THE PROBLEM -
Repeat the data below exactly, dropping any pictures it holds.

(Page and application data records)
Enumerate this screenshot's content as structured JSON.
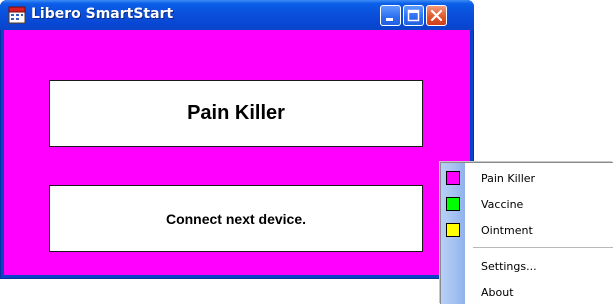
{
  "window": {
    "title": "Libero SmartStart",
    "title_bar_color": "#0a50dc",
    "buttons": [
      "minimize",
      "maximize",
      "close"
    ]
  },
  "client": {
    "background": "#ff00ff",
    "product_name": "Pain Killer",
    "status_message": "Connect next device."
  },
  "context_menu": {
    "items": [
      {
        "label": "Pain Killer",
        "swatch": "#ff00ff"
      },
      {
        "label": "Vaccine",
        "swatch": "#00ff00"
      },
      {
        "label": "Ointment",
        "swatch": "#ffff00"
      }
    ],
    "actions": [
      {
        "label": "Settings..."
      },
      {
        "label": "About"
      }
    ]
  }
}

YOUR SOLUTION -
Enumerate this screenshot's content as structured JSON.
{
  "window": {
    "title": "Libero SmartStart",
    "title_bar_color": "#0a50dc",
    "buttons": [
      "minimize",
      "maximize",
      "close"
    ]
  },
  "client": {
    "background": "#ff00ff",
    "product_name": "Pain Killer",
    "status_message": "Connect next device."
  },
  "context_menu": {
    "items": [
      {
        "label": "Pain Killer",
        "swatch": "#ff00ff"
      },
      {
        "label": "Vaccine",
        "swatch": "#00ff00"
      },
      {
        "label": "Ointment",
        "swatch": "#ffff00"
      }
    ],
    "actions": [
      {
        "label": "Settings..."
      },
      {
        "label": "About"
      }
    ]
  }
}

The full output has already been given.